═════ DATA FOR PROCESSING ═════

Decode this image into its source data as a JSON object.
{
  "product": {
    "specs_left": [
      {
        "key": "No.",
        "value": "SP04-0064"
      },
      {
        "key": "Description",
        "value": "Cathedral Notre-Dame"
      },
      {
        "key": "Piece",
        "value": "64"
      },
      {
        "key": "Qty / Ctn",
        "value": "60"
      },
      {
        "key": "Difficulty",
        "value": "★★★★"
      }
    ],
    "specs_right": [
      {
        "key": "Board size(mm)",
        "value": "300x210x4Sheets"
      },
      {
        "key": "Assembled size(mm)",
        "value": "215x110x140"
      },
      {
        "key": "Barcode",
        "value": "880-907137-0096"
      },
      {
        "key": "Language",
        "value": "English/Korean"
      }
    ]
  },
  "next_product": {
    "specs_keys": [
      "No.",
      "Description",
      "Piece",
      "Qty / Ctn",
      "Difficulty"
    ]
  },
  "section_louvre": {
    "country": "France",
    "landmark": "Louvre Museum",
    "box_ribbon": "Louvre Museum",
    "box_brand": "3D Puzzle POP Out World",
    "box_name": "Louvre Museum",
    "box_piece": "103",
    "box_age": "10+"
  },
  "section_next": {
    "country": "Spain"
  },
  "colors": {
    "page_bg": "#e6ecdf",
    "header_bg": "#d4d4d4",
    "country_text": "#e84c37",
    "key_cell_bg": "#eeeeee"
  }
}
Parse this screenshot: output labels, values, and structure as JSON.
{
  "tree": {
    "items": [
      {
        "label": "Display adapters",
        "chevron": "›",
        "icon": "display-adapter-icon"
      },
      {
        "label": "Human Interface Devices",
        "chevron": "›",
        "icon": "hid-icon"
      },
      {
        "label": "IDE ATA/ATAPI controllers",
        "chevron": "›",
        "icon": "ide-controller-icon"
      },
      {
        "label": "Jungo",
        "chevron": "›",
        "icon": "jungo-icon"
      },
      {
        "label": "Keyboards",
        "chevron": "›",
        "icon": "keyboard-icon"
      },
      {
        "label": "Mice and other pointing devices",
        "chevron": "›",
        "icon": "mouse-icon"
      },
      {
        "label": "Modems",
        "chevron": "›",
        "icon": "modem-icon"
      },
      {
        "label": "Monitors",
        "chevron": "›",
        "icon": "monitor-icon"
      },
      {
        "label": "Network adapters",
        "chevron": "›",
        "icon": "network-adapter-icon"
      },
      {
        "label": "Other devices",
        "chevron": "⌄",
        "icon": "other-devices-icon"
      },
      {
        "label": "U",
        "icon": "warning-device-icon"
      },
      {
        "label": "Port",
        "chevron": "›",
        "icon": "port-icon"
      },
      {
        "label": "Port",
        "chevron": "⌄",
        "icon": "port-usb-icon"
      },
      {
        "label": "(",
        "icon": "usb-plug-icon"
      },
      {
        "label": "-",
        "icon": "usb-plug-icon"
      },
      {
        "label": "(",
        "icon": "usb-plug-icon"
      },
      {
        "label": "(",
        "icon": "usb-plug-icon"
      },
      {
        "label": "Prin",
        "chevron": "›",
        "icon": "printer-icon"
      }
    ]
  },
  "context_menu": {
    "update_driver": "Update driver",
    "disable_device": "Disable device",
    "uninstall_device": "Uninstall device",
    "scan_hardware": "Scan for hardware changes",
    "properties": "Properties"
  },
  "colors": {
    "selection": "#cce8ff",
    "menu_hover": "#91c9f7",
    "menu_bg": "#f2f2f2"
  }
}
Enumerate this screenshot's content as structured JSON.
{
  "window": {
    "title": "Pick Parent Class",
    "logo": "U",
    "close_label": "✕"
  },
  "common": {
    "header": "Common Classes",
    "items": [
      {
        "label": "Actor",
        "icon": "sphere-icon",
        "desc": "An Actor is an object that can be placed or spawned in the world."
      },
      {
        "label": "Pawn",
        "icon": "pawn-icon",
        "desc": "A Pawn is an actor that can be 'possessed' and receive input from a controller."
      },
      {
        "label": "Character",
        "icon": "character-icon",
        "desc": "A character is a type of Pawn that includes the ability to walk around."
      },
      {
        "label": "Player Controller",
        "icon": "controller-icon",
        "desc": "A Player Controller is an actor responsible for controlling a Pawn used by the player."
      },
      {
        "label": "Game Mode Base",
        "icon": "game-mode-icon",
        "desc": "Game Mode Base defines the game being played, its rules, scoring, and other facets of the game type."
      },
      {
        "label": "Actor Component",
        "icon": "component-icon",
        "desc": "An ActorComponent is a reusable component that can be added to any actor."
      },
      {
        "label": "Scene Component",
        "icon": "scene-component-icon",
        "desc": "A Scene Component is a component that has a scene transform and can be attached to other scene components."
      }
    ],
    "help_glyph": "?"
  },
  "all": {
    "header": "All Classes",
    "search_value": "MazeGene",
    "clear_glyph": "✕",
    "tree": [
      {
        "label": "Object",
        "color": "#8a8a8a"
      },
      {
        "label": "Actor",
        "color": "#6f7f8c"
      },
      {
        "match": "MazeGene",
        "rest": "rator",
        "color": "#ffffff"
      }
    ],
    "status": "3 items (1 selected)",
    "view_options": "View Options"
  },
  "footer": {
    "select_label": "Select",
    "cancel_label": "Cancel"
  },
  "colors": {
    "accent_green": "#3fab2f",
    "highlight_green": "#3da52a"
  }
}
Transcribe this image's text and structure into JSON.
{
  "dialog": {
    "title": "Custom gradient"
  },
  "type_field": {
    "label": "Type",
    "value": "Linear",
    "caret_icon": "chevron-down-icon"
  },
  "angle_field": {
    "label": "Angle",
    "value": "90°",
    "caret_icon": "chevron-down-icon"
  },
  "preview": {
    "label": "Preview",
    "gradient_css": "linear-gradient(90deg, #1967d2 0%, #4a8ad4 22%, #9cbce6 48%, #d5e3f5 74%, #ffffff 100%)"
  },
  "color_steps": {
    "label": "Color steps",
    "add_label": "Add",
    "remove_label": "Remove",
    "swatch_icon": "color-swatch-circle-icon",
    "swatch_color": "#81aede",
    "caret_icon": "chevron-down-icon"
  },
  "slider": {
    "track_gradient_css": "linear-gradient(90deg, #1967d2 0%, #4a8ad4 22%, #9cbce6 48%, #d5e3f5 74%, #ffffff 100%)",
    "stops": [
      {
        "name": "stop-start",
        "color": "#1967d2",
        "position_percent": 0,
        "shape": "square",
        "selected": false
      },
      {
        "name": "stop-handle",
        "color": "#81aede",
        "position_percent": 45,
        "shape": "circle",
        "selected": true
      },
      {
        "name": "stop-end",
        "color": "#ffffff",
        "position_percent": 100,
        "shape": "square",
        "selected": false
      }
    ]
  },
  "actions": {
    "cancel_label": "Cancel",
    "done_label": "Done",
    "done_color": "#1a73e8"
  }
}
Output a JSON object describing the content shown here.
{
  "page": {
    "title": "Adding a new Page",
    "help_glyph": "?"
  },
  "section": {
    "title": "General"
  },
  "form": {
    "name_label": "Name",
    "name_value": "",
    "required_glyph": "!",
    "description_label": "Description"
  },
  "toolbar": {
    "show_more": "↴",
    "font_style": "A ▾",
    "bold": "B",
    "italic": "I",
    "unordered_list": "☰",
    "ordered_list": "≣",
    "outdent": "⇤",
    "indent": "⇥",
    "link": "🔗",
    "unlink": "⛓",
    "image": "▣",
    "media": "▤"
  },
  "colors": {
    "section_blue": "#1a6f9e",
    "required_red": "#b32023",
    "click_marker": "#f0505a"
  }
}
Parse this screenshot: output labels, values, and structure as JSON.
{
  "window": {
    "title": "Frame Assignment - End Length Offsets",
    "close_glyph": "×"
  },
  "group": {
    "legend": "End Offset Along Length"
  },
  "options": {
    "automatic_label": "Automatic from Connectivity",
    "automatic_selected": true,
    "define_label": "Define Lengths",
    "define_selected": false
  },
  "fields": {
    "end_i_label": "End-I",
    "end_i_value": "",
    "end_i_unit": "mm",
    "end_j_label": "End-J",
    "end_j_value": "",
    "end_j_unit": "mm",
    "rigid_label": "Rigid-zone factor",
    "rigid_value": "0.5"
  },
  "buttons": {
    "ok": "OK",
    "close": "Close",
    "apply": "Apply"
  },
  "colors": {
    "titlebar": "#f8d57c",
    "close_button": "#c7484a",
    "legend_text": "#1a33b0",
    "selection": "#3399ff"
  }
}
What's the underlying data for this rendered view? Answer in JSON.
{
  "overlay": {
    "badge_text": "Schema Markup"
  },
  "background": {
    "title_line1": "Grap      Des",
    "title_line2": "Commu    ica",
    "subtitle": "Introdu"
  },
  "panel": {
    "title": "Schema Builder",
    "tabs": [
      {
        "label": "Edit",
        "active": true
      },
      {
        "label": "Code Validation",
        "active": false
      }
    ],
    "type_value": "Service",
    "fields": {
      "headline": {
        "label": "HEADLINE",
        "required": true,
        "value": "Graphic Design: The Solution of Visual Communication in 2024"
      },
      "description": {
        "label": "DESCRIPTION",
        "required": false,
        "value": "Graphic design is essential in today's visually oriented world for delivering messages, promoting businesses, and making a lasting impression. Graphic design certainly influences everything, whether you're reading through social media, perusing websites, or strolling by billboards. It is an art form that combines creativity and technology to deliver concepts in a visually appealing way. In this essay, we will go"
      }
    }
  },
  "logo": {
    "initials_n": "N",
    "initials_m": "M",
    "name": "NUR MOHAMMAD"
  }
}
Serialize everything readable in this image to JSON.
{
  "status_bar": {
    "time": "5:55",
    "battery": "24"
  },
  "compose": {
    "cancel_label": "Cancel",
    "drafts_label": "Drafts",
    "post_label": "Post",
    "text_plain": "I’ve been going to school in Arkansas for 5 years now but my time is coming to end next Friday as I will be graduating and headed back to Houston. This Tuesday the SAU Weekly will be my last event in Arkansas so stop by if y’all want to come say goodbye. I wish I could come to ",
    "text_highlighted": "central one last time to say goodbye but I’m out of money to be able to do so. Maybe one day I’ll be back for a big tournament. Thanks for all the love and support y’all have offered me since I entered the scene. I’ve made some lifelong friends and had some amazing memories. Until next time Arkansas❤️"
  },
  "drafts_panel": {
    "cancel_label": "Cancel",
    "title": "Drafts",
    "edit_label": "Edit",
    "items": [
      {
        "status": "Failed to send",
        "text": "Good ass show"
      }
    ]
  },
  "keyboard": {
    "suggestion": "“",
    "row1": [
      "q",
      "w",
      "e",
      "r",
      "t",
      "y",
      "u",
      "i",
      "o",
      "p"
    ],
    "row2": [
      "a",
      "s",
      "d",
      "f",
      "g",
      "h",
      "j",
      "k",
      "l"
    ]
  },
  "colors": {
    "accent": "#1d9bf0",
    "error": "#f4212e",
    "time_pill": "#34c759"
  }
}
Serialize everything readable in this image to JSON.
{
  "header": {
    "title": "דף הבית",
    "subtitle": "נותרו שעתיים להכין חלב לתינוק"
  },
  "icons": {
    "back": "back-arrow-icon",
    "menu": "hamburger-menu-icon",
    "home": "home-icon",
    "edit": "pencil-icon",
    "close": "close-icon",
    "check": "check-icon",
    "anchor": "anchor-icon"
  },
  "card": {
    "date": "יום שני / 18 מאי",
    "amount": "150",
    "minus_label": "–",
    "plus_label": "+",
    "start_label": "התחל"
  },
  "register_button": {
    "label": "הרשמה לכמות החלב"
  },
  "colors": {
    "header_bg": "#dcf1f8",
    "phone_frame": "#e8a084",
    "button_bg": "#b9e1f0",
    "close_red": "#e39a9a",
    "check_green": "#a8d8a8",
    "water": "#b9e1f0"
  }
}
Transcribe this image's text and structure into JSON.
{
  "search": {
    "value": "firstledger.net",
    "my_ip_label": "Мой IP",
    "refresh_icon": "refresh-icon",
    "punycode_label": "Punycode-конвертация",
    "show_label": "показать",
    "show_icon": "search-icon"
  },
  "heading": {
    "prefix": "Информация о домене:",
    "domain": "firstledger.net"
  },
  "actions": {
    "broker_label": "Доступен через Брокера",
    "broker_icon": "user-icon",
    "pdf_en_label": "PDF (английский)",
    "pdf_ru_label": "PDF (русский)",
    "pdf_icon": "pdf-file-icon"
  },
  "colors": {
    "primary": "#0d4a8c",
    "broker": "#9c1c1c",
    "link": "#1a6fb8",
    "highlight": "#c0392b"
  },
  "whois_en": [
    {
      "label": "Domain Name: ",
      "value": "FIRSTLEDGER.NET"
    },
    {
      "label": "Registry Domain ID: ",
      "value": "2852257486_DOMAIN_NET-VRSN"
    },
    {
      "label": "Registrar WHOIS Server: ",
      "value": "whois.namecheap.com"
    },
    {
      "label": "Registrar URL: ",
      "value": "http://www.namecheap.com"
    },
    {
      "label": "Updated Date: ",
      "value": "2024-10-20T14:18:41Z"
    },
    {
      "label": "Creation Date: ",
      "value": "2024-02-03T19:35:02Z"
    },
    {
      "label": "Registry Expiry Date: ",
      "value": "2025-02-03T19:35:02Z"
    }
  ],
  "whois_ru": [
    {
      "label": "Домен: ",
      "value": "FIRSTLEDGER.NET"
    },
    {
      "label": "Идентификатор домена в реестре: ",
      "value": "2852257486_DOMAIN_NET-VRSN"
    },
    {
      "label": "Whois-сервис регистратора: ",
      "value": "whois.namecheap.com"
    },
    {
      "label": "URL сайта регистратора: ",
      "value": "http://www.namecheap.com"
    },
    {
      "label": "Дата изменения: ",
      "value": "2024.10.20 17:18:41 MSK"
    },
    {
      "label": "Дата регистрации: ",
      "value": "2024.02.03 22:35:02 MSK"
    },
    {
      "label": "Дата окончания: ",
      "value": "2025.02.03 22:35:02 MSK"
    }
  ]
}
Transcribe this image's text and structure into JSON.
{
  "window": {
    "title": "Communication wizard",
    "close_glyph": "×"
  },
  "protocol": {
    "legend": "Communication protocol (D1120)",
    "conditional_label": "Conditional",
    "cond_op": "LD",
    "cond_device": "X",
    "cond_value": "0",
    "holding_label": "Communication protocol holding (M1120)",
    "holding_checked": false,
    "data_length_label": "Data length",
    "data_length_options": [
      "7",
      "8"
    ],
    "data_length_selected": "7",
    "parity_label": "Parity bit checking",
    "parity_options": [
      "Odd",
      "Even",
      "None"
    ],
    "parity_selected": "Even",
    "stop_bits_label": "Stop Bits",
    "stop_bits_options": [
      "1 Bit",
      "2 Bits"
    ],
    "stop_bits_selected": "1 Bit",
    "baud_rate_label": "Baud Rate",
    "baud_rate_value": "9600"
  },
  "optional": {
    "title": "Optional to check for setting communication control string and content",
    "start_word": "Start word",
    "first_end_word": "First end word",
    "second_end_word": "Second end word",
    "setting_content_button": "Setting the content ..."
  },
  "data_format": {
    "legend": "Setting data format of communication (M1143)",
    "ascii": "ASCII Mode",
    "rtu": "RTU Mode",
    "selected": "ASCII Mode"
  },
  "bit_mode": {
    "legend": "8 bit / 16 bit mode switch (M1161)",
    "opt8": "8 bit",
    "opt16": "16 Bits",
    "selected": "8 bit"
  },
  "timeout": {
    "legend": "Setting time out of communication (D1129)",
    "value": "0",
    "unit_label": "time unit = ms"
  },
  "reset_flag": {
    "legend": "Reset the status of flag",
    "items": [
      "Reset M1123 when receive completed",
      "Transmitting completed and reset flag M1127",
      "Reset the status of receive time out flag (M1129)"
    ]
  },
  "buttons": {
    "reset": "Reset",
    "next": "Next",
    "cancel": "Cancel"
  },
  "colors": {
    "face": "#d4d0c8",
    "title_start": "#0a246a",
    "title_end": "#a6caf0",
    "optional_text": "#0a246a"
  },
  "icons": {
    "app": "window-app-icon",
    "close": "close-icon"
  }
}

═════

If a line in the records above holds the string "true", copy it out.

        "selected": true
    "automatic_selected": true,
        "active": true
        "required": true,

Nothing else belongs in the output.